- **Website and app data records**:
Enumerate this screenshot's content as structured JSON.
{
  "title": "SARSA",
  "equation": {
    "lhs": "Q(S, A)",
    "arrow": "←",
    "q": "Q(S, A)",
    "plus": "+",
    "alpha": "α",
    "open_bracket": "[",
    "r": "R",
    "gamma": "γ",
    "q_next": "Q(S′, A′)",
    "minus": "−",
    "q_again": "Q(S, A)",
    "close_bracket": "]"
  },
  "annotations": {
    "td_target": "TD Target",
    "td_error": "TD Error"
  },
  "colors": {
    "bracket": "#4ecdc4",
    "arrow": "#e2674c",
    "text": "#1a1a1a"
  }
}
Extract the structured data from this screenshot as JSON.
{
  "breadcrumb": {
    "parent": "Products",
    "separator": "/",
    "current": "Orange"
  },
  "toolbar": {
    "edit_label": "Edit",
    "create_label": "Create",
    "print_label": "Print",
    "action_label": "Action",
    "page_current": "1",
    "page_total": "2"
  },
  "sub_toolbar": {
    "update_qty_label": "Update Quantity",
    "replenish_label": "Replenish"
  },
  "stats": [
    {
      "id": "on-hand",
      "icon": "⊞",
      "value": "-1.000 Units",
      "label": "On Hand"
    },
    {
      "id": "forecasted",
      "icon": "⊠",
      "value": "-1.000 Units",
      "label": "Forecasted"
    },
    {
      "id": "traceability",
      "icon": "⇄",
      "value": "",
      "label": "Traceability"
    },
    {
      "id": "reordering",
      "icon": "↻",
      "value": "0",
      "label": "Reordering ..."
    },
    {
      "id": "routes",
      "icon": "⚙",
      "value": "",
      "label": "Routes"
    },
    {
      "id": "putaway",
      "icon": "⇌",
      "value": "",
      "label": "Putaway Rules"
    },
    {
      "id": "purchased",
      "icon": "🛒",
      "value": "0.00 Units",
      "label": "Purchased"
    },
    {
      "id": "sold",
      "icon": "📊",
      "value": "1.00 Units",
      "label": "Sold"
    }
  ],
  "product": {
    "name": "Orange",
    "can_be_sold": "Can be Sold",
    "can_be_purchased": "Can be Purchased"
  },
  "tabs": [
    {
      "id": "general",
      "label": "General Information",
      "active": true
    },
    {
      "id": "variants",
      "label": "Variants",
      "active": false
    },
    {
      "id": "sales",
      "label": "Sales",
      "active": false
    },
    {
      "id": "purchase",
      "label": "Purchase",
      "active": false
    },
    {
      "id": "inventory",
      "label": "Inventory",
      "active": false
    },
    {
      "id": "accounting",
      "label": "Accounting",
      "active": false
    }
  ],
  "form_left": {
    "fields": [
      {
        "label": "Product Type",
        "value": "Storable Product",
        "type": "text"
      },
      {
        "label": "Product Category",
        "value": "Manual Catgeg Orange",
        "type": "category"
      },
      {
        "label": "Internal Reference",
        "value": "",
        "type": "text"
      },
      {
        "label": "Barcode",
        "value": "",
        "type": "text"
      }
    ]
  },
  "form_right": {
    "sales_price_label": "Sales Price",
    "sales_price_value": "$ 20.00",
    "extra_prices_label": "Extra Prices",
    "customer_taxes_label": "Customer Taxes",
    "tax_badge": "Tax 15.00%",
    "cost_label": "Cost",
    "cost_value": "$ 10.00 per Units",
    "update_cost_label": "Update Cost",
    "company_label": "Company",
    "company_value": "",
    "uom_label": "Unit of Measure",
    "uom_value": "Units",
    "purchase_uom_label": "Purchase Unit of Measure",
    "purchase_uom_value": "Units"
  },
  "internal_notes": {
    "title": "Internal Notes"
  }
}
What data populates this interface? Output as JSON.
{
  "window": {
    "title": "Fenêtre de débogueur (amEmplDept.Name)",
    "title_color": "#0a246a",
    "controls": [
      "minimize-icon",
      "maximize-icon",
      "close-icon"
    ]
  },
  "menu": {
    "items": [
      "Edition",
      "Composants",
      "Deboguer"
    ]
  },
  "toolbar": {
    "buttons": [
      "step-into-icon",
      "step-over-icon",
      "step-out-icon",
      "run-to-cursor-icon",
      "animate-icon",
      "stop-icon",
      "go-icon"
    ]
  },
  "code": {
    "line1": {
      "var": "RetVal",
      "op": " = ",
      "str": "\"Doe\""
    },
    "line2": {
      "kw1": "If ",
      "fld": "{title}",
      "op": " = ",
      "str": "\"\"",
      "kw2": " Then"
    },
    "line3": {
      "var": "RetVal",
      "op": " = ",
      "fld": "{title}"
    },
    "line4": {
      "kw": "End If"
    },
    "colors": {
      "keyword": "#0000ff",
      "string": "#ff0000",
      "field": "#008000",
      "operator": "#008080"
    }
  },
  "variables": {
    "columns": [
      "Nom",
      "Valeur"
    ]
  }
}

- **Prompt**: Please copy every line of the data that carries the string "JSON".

- **Exercise answer**:
Enumerate this screenshot's content as structured JSON.
Extract the structured data from this screenshot as JSON.
What data populates this interface? Output as JSON.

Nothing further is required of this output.